**SUPPLIED MATERIAL:**
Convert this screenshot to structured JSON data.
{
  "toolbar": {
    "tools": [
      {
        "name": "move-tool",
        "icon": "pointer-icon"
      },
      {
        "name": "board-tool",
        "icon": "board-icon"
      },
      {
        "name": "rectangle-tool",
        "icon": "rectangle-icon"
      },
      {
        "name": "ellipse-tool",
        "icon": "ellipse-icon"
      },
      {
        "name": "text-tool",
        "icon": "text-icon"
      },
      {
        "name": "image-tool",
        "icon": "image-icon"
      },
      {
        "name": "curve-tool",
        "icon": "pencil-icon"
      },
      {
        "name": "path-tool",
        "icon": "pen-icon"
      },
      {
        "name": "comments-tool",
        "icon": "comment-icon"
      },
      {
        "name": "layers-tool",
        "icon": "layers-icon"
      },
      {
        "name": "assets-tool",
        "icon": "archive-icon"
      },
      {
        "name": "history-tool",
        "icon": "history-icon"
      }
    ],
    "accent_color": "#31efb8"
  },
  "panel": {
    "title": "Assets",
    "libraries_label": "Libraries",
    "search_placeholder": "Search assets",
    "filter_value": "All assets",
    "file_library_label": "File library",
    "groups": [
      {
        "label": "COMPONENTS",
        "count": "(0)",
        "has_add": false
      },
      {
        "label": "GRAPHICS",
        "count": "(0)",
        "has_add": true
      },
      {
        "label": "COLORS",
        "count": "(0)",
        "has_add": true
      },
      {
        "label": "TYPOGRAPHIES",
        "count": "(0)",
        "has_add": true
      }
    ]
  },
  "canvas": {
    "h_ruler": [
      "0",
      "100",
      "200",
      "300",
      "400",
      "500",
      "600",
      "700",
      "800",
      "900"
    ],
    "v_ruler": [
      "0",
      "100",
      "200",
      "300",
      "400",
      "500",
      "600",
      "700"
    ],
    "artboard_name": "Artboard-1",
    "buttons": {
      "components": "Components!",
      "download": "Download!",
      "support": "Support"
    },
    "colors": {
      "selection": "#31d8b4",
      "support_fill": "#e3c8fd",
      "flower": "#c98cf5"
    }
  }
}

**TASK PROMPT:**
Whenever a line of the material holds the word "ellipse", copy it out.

**SOLUTION:**
        "name": "ellipse-tool",
        "icon": "ellipse-icon"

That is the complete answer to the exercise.